Emerging from a global pandemic that ravaged the economy with high rates of unemployment and confused work boundaries for those who could work, Kim’s assessment of people “these days” is outrageously out of touch.
In fact, most people are working more. Studies show: “Nearly 70 percent of professionals who transitioned to remote work because of the pandemic say they now work on the weekends. And 45 percent say they regularly work more hours during the week than they did before.”
While the rise of remote work promised more freedom and flexibility, it actually placed increased pressure on employees. They face rising workloads — especially in shrinking departments that laid off some employees due to budget cuts — and less ability to advocate for themselves. So, even if Kim is right and people don’t “want to work,” they’re working anyway. And they’re working more than ever.
According to Paul McDonald, senior executive director at LA-based staffing firm Robert Half, "While remote work affords employees greater flexibility, it also makes disconnecting extremely difficult. Many people feel pressure to keep up with rising workloads and are putting in long hours to support the business and customer needs.”
This pressure, combined with hastily-set-up remote systems means employees have been left in limbo, clocking in at the end of the world. “Simply handing an employee a laptop and downloading Zoom or some other collaborative software is not enough to help employees manage their work and lives through the pandemic and beyond,” says Cali Williams Yost, a nationally recognized expert on workplace flexibility and founder of the Manhattan-based consultancy Flex+Strategy Group.
Due to the prevalence of hustle culture, these boundaries are even more blurred. Unfortunately, the glorification of non-stop hustling was omnipresent during the pandemic. Remember when we first started lockdown and everyone was like, “write a book,” or “get a six-pack.” Somehow, that expectation still stands, and now those who got crypto-rich or exploited people’s pandemic vulnerabilities are looking down on the people who didn’t.
Kim is the latter. Her various business ventures all depend on selling consumer insecurities back to people. The self-image she constructed for her brand is one that promises her fans they can get a piece of her life, her success, her looks if they only spend more and more money.
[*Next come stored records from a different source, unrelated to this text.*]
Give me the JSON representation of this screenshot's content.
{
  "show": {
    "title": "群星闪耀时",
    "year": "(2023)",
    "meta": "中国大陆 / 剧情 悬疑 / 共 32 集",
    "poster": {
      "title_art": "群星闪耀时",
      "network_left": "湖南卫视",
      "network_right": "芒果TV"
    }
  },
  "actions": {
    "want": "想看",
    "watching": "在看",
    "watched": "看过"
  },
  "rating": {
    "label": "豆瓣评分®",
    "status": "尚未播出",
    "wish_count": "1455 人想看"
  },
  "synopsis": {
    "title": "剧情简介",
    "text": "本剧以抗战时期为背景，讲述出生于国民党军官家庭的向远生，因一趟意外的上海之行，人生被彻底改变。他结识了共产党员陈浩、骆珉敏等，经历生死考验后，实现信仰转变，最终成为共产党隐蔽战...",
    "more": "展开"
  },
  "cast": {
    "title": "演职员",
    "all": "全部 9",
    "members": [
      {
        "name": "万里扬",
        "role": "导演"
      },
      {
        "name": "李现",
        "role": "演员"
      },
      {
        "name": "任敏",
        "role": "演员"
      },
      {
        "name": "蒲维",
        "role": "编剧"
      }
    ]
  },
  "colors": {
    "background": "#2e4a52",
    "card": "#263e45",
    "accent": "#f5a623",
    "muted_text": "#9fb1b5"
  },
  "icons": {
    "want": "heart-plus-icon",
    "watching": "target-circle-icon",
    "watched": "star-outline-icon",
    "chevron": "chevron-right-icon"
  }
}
According to Kim, her job is burdensome. She defended herself, saying: “When you do product shots (or) when you (post) things that are work-related posts, it's still a job and it's still really hard. Success is never easy. If you put in the work, you will see results.” But once again, this is overly simplistic, oblivious, and ignorant.
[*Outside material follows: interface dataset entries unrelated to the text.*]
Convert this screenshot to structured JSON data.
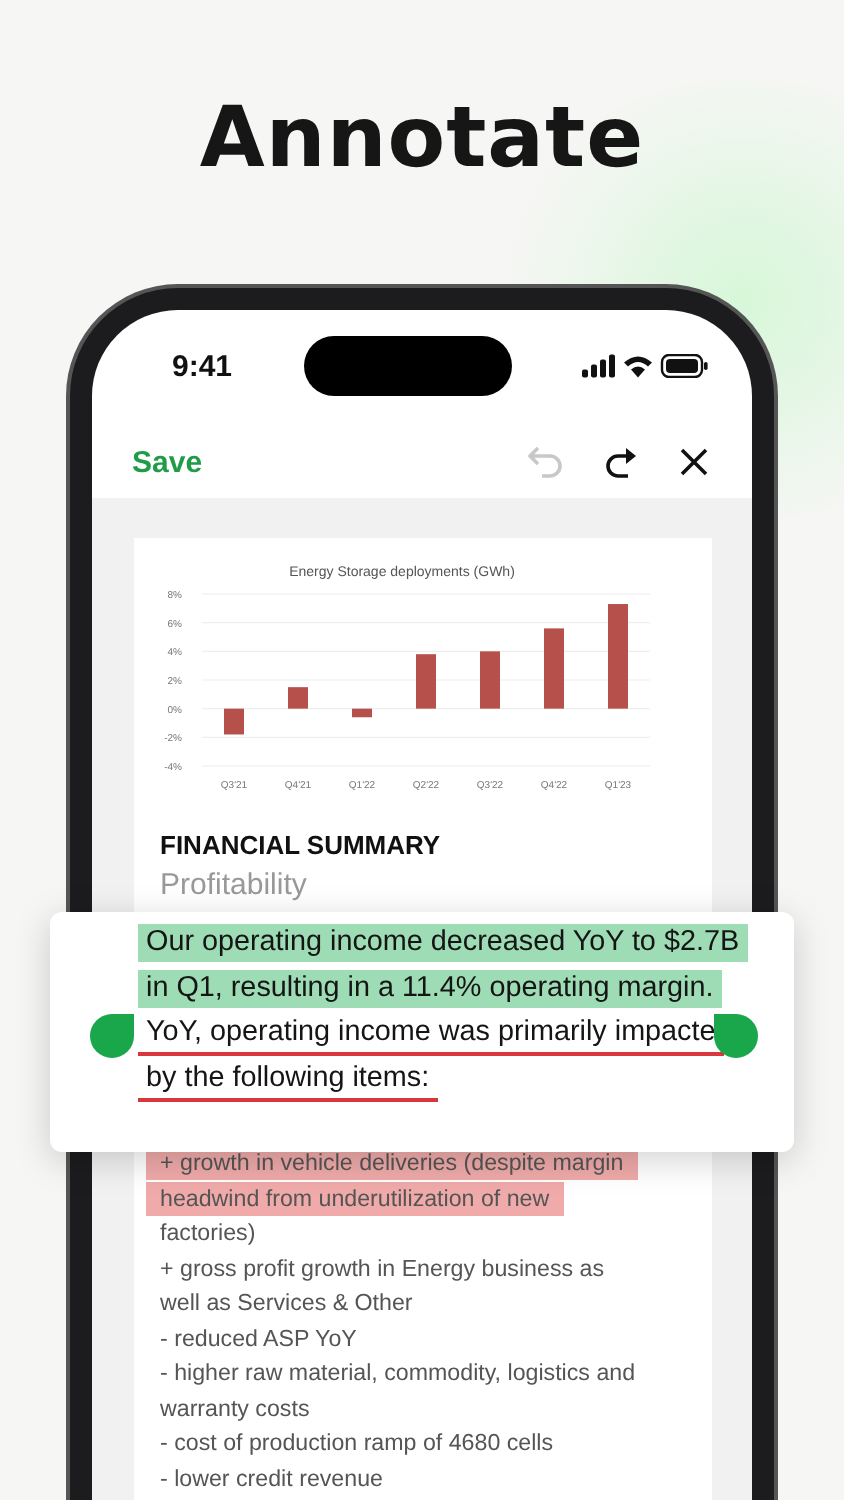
{
  "heading": "Annotate",
  "status_bar": {
    "time": "9:41"
  },
  "toolbar": {
    "save": "Save",
    "undo_disabled": true,
    "redo_disabled": false
  },
  "document": {
    "chart_data": {
      "type": "bar",
      "title": "Energy Storage deployments (GWh)",
      "categories": [
        "Q3'21",
        "Q4'21",
        "Q1'22",
        "Q2'22",
        "Q3'22",
        "Q4'22",
        "Q1'23"
      ],
      "grid": true,
      "series": [
        {
          "color": "#b5504b",
          "values": [
            -1.8,
            1.5,
            -0.6,
            3.8,
            4.0,
            5.6,
            7.3
          ]
        }
      ],
      "ylim": [
        -4,
        8
      ],
      "yticks": [
        {
          "value": 8,
          "label": "8%"
        },
        {
          "value": 6,
          "label": "6%"
        },
        {
          "value": 4,
          "label": "4%"
        },
        {
          "value": 2,
          "label": "2%"
        },
        {
          "value": 0,
          "label": "0%"
        },
        {
          "value": -2,
          "label": "-2%"
        },
        {
          "value": -4,
          "label": "-4%"
        }
      ]
    },
    "section_title": "FINANCIAL SUMMARY",
    "subtitle": "Profitability",
    "popup_lines": [
      {
        "text": "Our operating income decreased YoY to $2.7B",
        "kind": "highlight",
        "color": "#9ddcb5"
      },
      {
        "text": "in Q1, resulting in a 11.4% operating margin.",
        "kind": "highlight",
        "color": "#9ddcb5"
      },
      {
        "text": "YoY, operating income was primarily impacte",
        "kind": "underline",
        "color": "#d9363e"
      },
      {
        "text": "by the following items:",
        "kind": "underline",
        "color": "#d9363e"
      }
    ],
    "lines": [
      {
        "text": "+ growth in vehicle deliveries (despite margin",
        "kind": "highlight",
        "color": "#efaaa9"
      },
      {
        "text": "headwind from underutilization of new",
        "kind": "highlight",
        "color": "#efaaa9"
      },
      {
        "text": "factories)",
        "kind": "plain"
      },
      {
        "text": "+ gross profit growth in Energy business as",
        "kind": "plain"
      },
      {
        "text": "well as Services & Other",
        "kind": "plain"
      },
      {
        "text": "- reduced ASP YoY",
        "kind": "plain"
      },
      {
        "text": "- higher raw material, commodity, logistics and",
        "kind": "plain"
      },
      {
        "text": "warranty costs",
        "kind": "plain"
      },
      {
        "text": "- cost of production ramp of 4680 cells",
        "kind": "plain"
      },
      {
        "text": "- lower credit revenue",
        "kind": "plain"
      }
    ]
  }
}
Not to say that she hasn’t leveraged the privileges she’s been given, but that’s just it. Kim Kardashian was born in proximity to wealth and fame, all of which provided her with the opportunities she has now leveraged for her success. And some of these opportunities have come at the cost of other people — i.e. her whole aesthetic and how it was built on a foundation of anti-blackness. As a fair-skinned woman, Kim was praised and uplifted for embodying aesthetics that Black women have been shamed and degraded for. So her success is not merely a result of her desire to work, her individual actions. Rather, it’s because she had all the prerequisites to success. But not everyone can just reach out and choose a life of access, ease, and abundance.
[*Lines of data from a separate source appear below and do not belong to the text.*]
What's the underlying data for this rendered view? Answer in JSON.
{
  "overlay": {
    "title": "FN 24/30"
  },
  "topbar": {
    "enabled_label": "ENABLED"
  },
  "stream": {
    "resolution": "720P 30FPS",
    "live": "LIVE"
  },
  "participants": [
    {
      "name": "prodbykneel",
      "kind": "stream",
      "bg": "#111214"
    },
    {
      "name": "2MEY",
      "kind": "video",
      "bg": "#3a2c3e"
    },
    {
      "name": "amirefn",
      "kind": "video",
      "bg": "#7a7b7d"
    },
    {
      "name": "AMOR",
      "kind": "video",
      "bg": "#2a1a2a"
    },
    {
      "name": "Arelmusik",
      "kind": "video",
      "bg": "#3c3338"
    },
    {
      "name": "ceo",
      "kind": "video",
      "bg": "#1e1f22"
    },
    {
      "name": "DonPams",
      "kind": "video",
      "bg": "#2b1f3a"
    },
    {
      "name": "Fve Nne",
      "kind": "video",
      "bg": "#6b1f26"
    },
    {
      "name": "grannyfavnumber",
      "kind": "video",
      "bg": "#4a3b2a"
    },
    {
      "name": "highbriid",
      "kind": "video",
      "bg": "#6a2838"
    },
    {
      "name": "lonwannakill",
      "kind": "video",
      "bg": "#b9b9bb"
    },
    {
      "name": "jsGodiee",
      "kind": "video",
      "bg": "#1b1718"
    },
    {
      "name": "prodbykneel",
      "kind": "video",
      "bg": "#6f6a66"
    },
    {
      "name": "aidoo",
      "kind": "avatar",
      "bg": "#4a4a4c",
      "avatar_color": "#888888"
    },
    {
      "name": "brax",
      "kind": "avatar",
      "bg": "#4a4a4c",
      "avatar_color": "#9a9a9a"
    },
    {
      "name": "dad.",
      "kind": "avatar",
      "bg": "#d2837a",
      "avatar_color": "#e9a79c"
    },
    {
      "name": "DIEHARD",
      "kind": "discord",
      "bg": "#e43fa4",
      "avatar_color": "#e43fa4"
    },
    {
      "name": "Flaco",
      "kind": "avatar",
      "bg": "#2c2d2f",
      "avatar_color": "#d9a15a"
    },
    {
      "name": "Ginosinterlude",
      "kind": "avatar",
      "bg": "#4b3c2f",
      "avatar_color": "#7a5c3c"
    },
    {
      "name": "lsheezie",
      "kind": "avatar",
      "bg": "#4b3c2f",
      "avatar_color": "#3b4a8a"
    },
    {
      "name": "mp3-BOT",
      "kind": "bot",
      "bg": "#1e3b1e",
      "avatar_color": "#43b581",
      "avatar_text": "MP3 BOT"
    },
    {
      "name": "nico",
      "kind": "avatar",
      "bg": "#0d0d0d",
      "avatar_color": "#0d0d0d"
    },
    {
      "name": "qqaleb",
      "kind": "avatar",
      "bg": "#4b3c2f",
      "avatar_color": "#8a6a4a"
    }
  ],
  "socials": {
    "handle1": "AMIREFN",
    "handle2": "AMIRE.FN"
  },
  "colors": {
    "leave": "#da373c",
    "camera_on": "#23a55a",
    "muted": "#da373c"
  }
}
To be honest, the Variety question was kind of a setup. Kim’s relationship with work is not like most people’s, so no advice she would have given would be relatable. Sure, it didn’t have to be so shallow or perpetuate toxic ideas about work. But the lesson here is clear: don’t take work advice from Kim Kardashian.